Battle To Save Tasmanian Devil from Extinction
HOBART -- The Tasmanian Devil, a rare carnivorous marsupial found only on Australia's southern island state of Tasmania, faces extinction in 10 to 20 years without a cure for the facial cancer now decimating the population.
With half the population of this fierce, black furry animal now wiped out, leaving less than 75,000 devils, Professor Hamish McCallum at the University of Tasmania is battling to establish offshore colonies of healthy devils.
"We might be looking at a 10-15 year cap down to extinction," McCallum told Reuters in an interview in Hobart, state capital of Tasmania, on Wednesday.
Nobody knows how many of the rapidly-diminishing devils are left, but McCallum says the minimum would be 20,000.
The disease is most likely spread during ferocious mating.
The speed with which it is now spreading across Tasmania has created an urgent series of deadlines in a race to save the animal, which inspired the Warner Bros Looney Tunes cartoon character Taz.
The Hollywood studio has donated funds, but limited Australian government funding is not enough to save the creature, say those fighting to save the devils.
The mystery disease first emerged on the remote northeast Tasmanian coast 10 years ago. McCallum estimates that the disease is now only 50 km (30 miles) from the west coast.
"This year we can take animals from the west coast and be pretty confident that they'll be disease-free. Next year, with less confidence. And the year after that, with very little confidence," McCallum said.
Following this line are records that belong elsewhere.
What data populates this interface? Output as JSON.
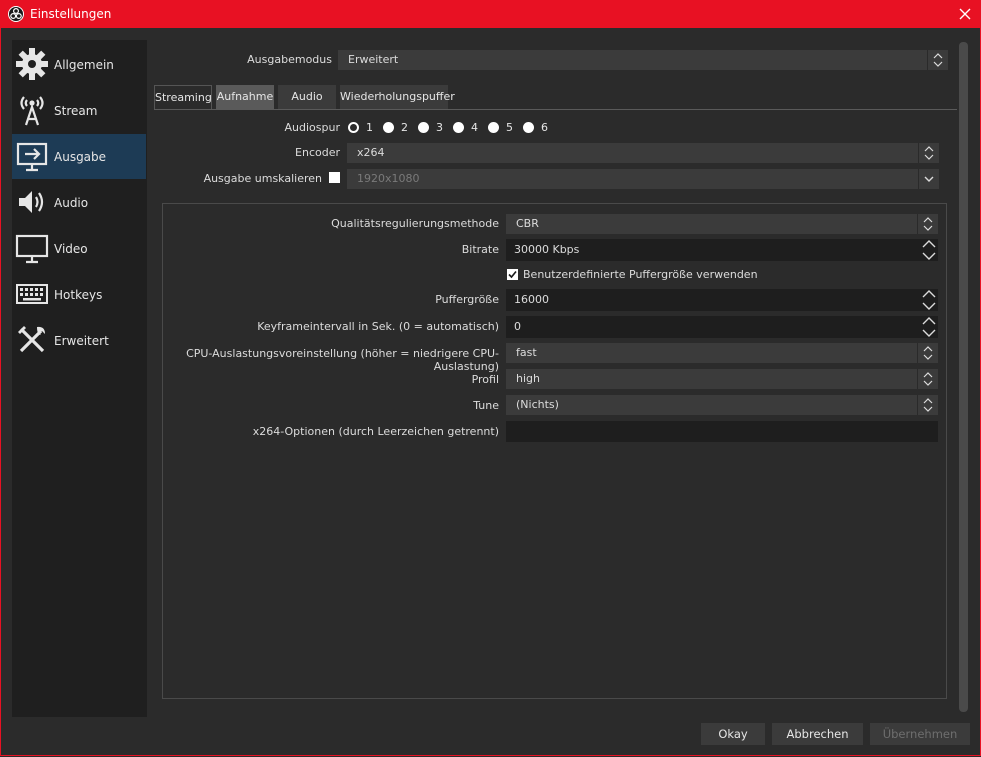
{
  "window": {
    "title": "Einstellungen"
  },
  "sidebar": {
    "items": [
      {
        "label": "Allgemein",
        "icon": "gear-icon"
      },
      {
        "label": "Stream",
        "icon": "broadcast-tower-icon"
      },
      {
        "label": "Ausgabe",
        "icon": "output-monitor-icon",
        "active": true
      },
      {
        "label": "Audio",
        "icon": "speaker-icon"
      },
      {
        "label": "Video",
        "icon": "monitor-icon"
      },
      {
        "label": "Hotkeys",
        "icon": "keyboard-icon"
      },
      {
        "label": "Erweitert",
        "icon": "tools-icon"
      }
    ]
  },
  "output_mode": {
    "label": "Ausgabemodus",
    "value": "Erweitert"
  },
  "tabs": [
    "Streaming",
    "Aufnahme",
    "Audio",
    "Wiederholungspuffer"
  ],
  "active_tab": "Aufnahme",
  "audio_track": {
    "label": "Audiospur",
    "options": [
      "1",
      "2",
      "3",
      "4",
      "5",
      "6"
    ],
    "selected": "1"
  },
  "encoder": {
    "label": "Encoder",
    "value": "x264"
  },
  "rescale": {
    "label": "Ausgabe umskalieren",
    "checked": false,
    "value": "1920x1080"
  },
  "settings": {
    "rate_control": {
      "label": "Qualitätsregulierungsmethode",
      "value": "CBR"
    },
    "bitrate": {
      "label": "Bitrate",
      "value": "30000 Kbps"
    },
    "custom_buffer": {
      "label": "Benutzerdefinierte Puffergröße verwenden",
      "checked": true
    },
    "buffer_size": {
      "label": "Puffergröße",
      "value": "16000"
    },
    "keyframe": {
      "label": "Keyframeintervall in Sek. (0 = automatisch)",
      "value": "0"
    },
    "cpu_preset": {
      "label": "CPU-Auslastungsvoreinstellung (höher = niedrigere CPU-Auslastung)",
      "value": "fast"
    },
    "profile": {
      "label": "Profil",
      "value": "high"
    },
    "tune": {
      "label": "Tune",
      "value": "(Nichts)"
    },
    "x264_options": {
      "label": "x264-Optionen (durch Leerzeichen getrennt)",
      "value": ""
    }
  },
  "buttons": {
    "ok": "Okay",
    "cancel": "Abbrechen",
    "apply": "Übernehmen"
  },
  "colors": {
    "titlebar": "#e81123",
    "background": "#2b2b2b",
    "sidebar": "#1f1f1f",
    "active_item": "#1d3b55"
  }
}
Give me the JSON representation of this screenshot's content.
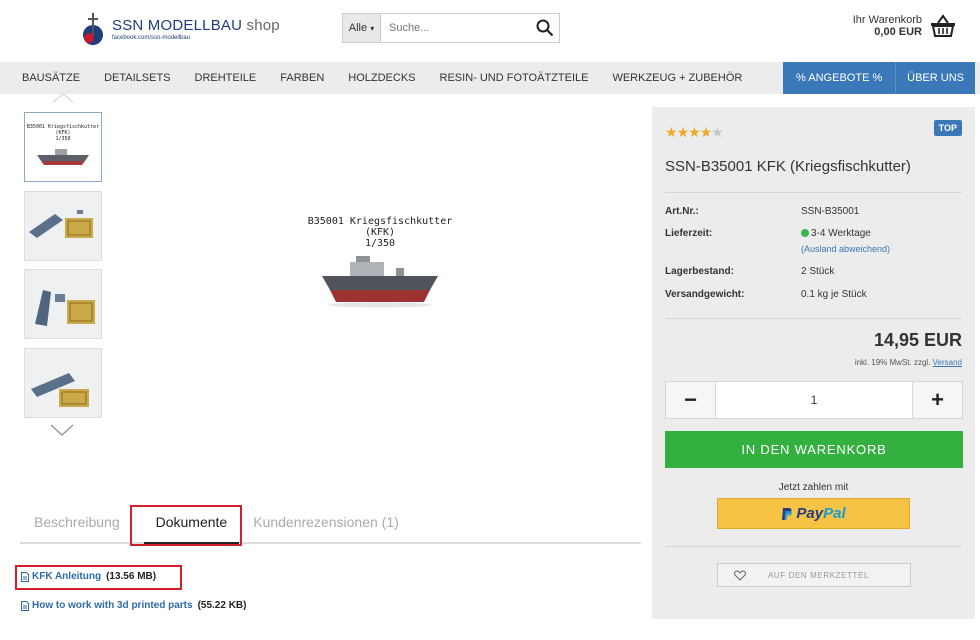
{
  "header": {
    "logo_text": "SSN MODELLBAU",
    "logo_shop": "shop",
    "logo_sub": "facebook.com/ssn-modellbau",
    "search_category": "Alle",
    "search_placeholder": "Suche...",
    "cart_label": "Ihr Warenkorb",
    "cart_total": "0,00 EUR"
  },
  "nav": {
    "items": [
      "BAUSÄTZE",
      "DETAILSETS",
      "DREHTEILE",
      "FARBEN",
      "HOLZDECKS",
      "RESIN- UND FOTOÄTZTEILE",
      "WERKZEUG + ZUBEHÖR"
    ],
    "offers": "% ANGEBOTE %",
    "about": "ÜBER UNS"
  },
  "gallery": {
    "main_title_line1": "B35001 Kriegsfischkutter",
    "main_title_line2": "(KFK)",
    "main_title_line3": "1/350",
    "thumb_title_line1": "B35001 Kriegsfischkutter",
    "thumb_title_line2": "(KFK)",
    "thumb_title_line3": "1/350"
  },
  "tabs": {
    "description": "Beschreibung",
    "documents": "Dokumente",
    "reviews": "Kundenrezensionen (1)"
  },
  "documents": [
    {
      "name": "KFK Anleitung",
      "size": "(13.56 MB)"
    },
    {
      "name": "How to work with 3d printed parts",
      "size": "(55.22 KB)"
    }
  ],
  "product": {
    "rating": 4,
    "rating_max": 5,
    "badge": "TOP",
    "title": "SSN-B35001 KFK (Kriegsfischkutter)",
    "art_nr_label": "Art.Nr.:",
    "art_nr": "SSN-B35001",
    "delivery_label": "Lieferzeit:",
    "delivery": "3-4 Werktage",
    "delivery_note": "(Ausland abweichend)",
    "stock_label": "Lagerbestand:",
    "stock": "2 Stück",
    "weight_label": "Versandgewicht:",
    "weight": "0.1 kg je Stück",
    "price": "14,95 EUR",
    "vat_text": "inkl. 19% MwSt. zzgl.",
    "shipping_link": "Versand",
    "quantity": "1",
    "minus": "−",
    "plus": "+",
    "add_to_cart": "IN DEN WARENKORB",
    "pay_with": "Jetzt zahlen mit",
    "paypal_1": "Pay",
    "paypal_2": "Pal",
    "wishlist": "AUF DEN MERKZETTEL"
  }
}
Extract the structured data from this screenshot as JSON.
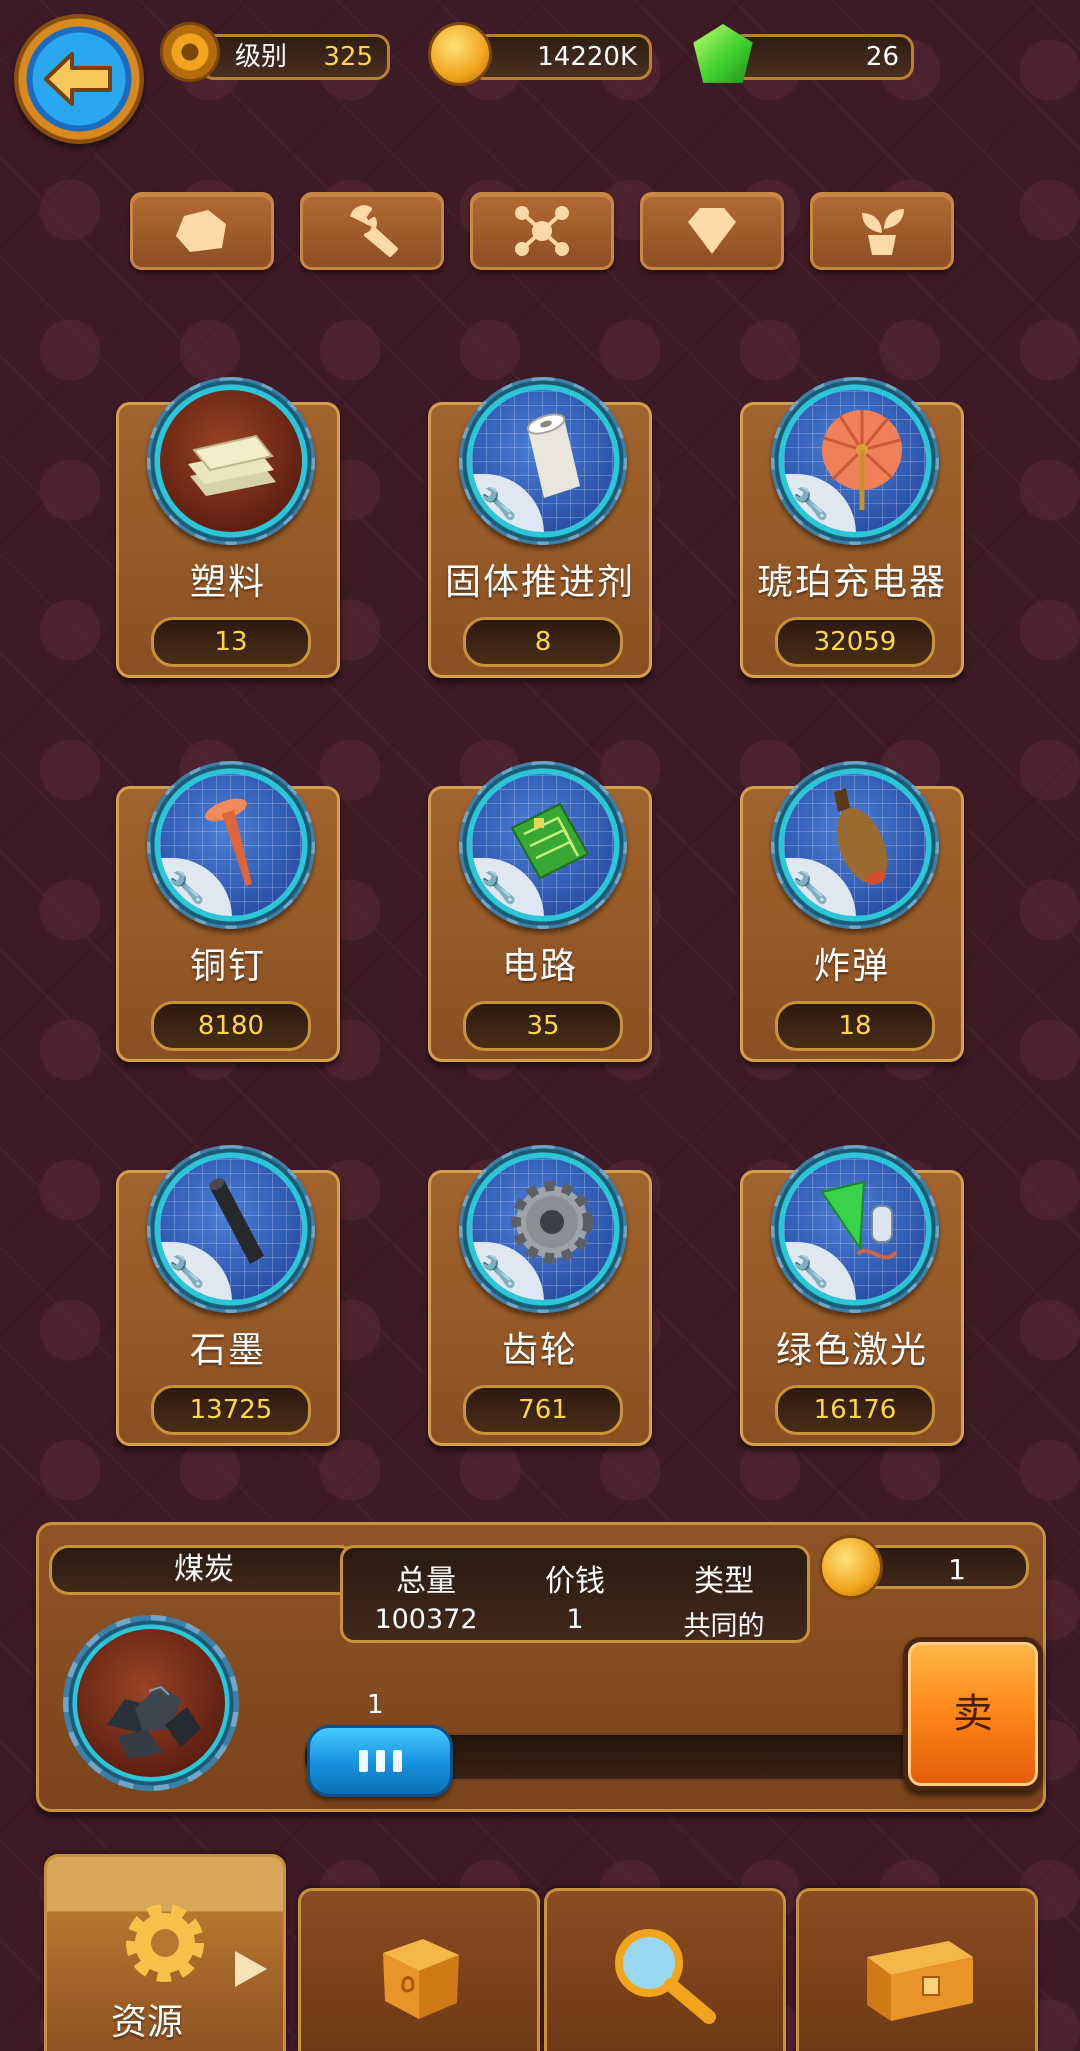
{
  "header": {
    "back_icon": "back-arrow-icon",
    "level_label": "级别",
    "level_value": "325",
    "coins": "14220K",
    "gems": "26"
  },
  "categories": [
    {
      "icon": "ore-icon"
    },
    {
      "icon": "wrench-icon"
    },
    {
      "icon": "molecule-icon"
    },
    {
      "icon": "diamond-icon"
    },
    {
      "icon": "plant-icon"
    }
  ],
  "items": [
    {
      "name": "塑料",
      "count": "13",
      "icon": "plastic-icon"
    },
    {
      "name": "固体推进剂",
      "count": "8",
      "icon": "solid-propellant-icon"
    },
    {
      "name": "琥珀充电器",
      "count": "32059",
      "icon": "amber-charger-icon"
    },
    {
      "name": "铜钉",
      "count": "8180",
      "icon": "copper-nail-icon"
    },
    {
      "name": "电路",
      "count": "35",
      "icon": "circuit-icon"
    },
    {
      "name": "炸弹",
      "count": "18",
      "icon": "bomb-icon"
    },
    {
      "name": "石墨",
      "count": "13725",
      "icon": "graphite-icon"
    },
    {
      "name": "齿轮",
      "count": "761",
      "icon": "gear-icon"
    },
    {
      "name": "绿色激光",
      "count": "16176",
      "icon": "green-laser-icon"
    }
  ],
  "detail": {
    "name": "煤炭",
    "total_label": "总量",
    "total_value": "100372",
    "price_label": "价钱",
    "price_value": "1",
    "type_label": "类型",
    "type_value": "共同的",
    "sell_price": "1",
    "slider_value": "1",
    "sell_label": "卖"
  },
  "bottom_nav": [
    {
      "label": "资源",
      "icon": "gear-icon",
      "active": true
    },
    {
      "label": "",
      "icon": "dice-icon"
    },
    {
      "label": "",
      "icon": "magnifier-icon"
    },
    {
      "label": "",
      "icon": "chest-icon"
    }
  ],
  "colors": {
    "background": "#3d1a26",
    "card": "#9a5c2a",
    "count_text": "#ffd64a",
    "sell_button": "#ff8a1a",
    "slider": "#1690dd"
  }
}
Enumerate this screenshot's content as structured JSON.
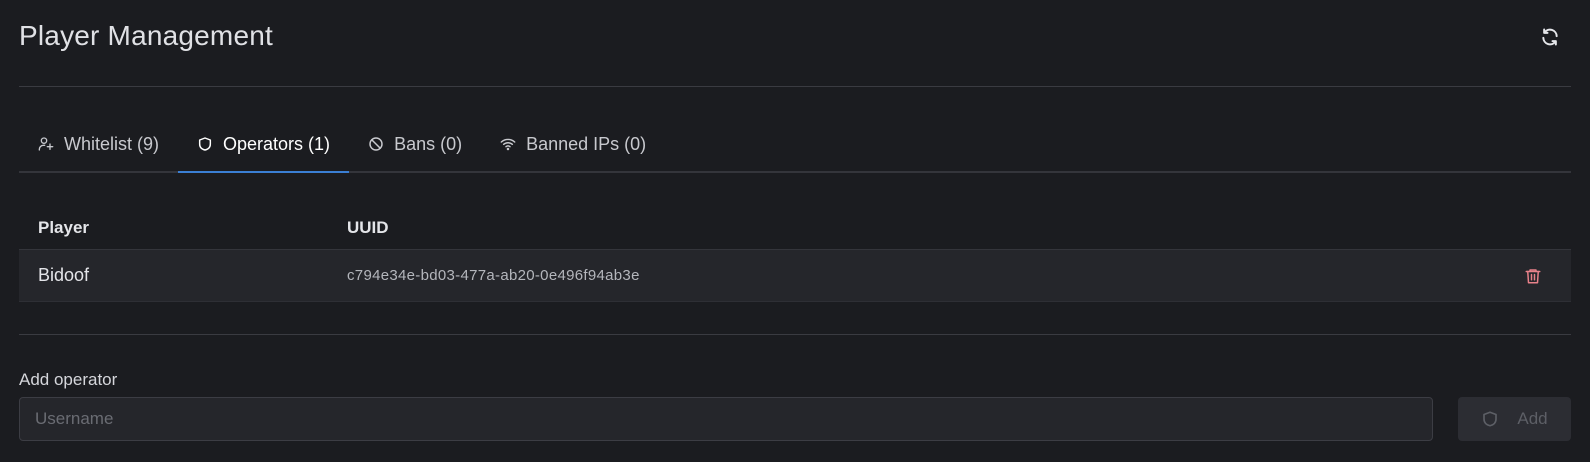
{
  "header": {
    "title": "Player Management",
    "refresh_icon": "refresh-icon"
  },
  "tabs": [
    {
      "label": "Whitelist (9)",
      "icon": "user-plus-icon",
      "active": false
    },
    {
      "label": "Operators (1)",
      "icon": "shield-icon",
      "active": true
    },
    {
      "label": "Bans (0)",
      "icon": "ban-icon",
      "active": false
    },
    {
      "label": "Banned IPs (0)",
      "icon": "wifi-icon",
      "active": false
    }
  ],
  "table": {
    "columns": [
      "Player",
      "UUID"
    ],
    "rows": [
      {
        "player": "Bidoof",
        "uuid": "c794e34e-bd03-477a-ab20-0e496f94ab3e",
        "action_icon": "trash-icon"
      }
    ]
  },
  "add_form": {
    "label": "Add operator",
    "placeholder": "Username",
    "value": "",
    "button_label": "Add",
    "button_icon": "shield-icon",
    "button_disabled": true
  },
  "colors": {
    "background": "#1b1c20",
    "accent": "#3b7fd4",
    "danger": "#e8818a"
  }
}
More than 40 devils have been moved to zoos on the Australian mainland and 30 or so have just arrived in Hobart quarantine. The plan is to transfer them to an offshore colony on Maria Island, a former convict settlement off Tasmania's east coast.
McCallum will complete environmental risk assessments in a few weeks and devils could be on the island in three months.
Maria Island is seen as the first in half a dozen or so islands and protected peninsulas to take healthy devils, which could breed sustainable populations.
Clearing of infected animals from the Tasman Peninsula, near Port Arthur about 100 km (60 miles) south of Hobart, is also slowing the spread of the disease.
Nick Mooney, a wildlife biologist with the Tasmanian Department of Primary Industries and Water, said that as a result of the decline in devil numbers there has an increase in foxes, an introduced species.
"If the devil goes down it will not only have a massive ecological impact but have a major economic impact on the way we market (Tasmania) as clean, green and clever," Tasmanian Greens deputy leader Nick McKim said.